The project involved an initial data collection of identifying and labeling 90,000 individual trees, with assistant professor of geography Martin Brandt, taking more than a year to code the training data. Satellite images of these manually traced trees were then fed into the tree detection framework based on U-Net — a convolutional neural network developed for biomedical image segmentation. Through supervised learning, the model was trained to recognize individual trees from the images shown, with the help of field knowledge in combination with image-interpretation skills. The results from the machine-based identification were then compared with the manually coded data and field data and showed a high level of accuracy. Using NASA and Blue Waters supercomputers, the team ran the program on the full study area and was able to identify a surprising number of trees for a region often assumed to support little vegetation.

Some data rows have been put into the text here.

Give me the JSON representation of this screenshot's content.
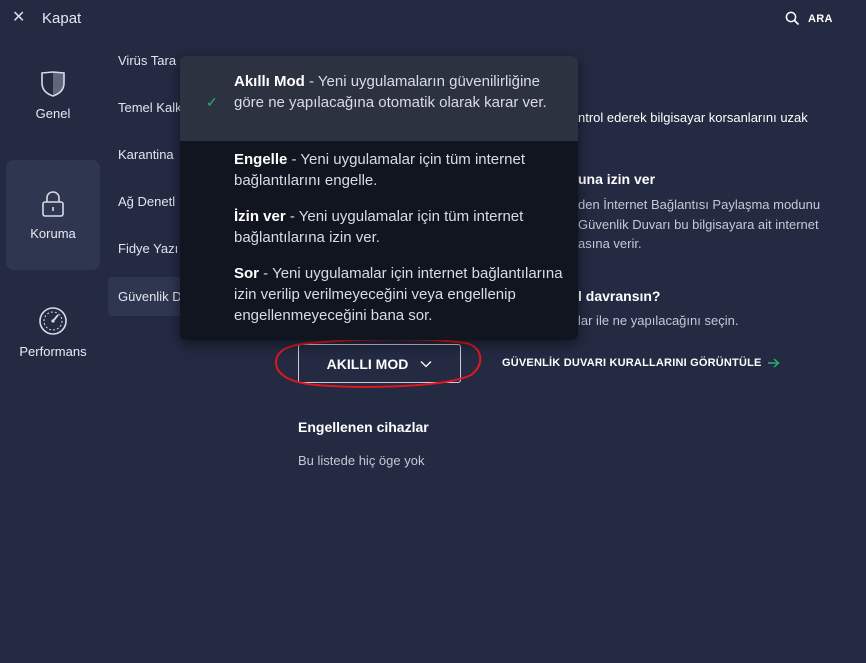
{
  "topbar": {
    "close_label": "Kapat",
    "search_label": "ARA"
  },
  "nav": {
    "items": [
      {
        "label": "Genel",
        "icon": "shield-icon"
      },
      {
        "label": "Koruma",
        "icon": "lock-icon"
      },
      {
        "label": "Performans",
        "icon": "speedometer-icon"
      }
    ]
  },
  "subnav": {
    "items": [
      "Virüs Tara",
      "Temel Kalk",
      "Karantina",
      "Ağ Denetl",
      "Fidye Yazı",
      "Güvenlik D"
    ]
  },
  "main": {
    "desc_line1": "ntrol ederek bilgisayar korsanlarını uzak",
    "section_title": "una izin ver",
    "section_desc_1": "den İnternet Bağlantısı Paylaşma modunu",
    "section_desc_2": "Güvenlik Duvarı bu bilgisayara ait internet",
    "section_desc_3": "asına verir.",
    "behavior_title": "l davransın?",
    "behavior_desc": "lar ile ne yapılacağını seçin.",
    "mode_value": "AKILLI MOD",
    "rules_link": "GÜVENLİK DUVARI KURALLARINI GÖRÜNTÜLE",
    "blocked_title": "Engellenen cihazlar",
    "blocked_empty": "Bu listede hiç öge yok"
  },
  "dropdown": {
    "options": [
      {
        "name": "Akıllı Mod",
        "desc": " - Yeni uygulamaların güvenilirliğine göre ne yapılacağına otomatik olarak karar ver."
      },
      {
        "name": "Engelle",
        "desc": " - Yeni uygulamalar için tüm internet bağlantılarını engelle."
      },
      {
        "name": "İzin ver",
        "desc": " - Yeni uygulamalar için tüm internet bağlantılarına izin ver."
      },
      {
        "name": "Sor",
        "desc": " - Yeni uygulamalar için internet bağlantılarına izin verilip verilmeyeceğini veya engellenip engellenmeyeceğini bana sor."
      }
    ]
  },
  "colors": {
    "background": "#232a42",
    "accent_green": "#22b36f",
    "annotation_red": "#e0181e"
  }
}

Training AI to Better Identify Objects for Growing Use Cases


According to ABI Research’s Artificial Intelligence and Machine Learning Market Data (MD-AIML-106), the total shipments for cloud AI training chipsets is forecasted to increase to 3.8 million in 2025, from 1.4 million in 2020, growing at a 5-year CAGR of 15.1%, shows more AI training use cases developing over time. Being able to synergize AI training with commercial satellite imagery specifically for identifying trees will help provide a baseline in which the effectiveness of future efforts to revitalize and reduce deforestation can be measured. This can be further expanded beyond the dryland regions of West Africa to other arid and semi-arid areas, allowing more carbon sinks to be discovered.

Apart from training AI algorithm to identify trees, other satellite image databases can be used to train the AI to identify ships, planes, and other objects. In China, the Chinese Academy of Sciences released a fine-grained object recognition in the high-resolution remote sensing imagery (FAIR1M) database, containing detailed information of more than a million locations aimed at reducing errors made by AI when identifying objects. With advances in AI technology and the growing number of databases available to train AI, uses cases such as identifying trees to support climate change efforts will continue to improve and enable more countries to be better equipped in achieving net-zero emission targets.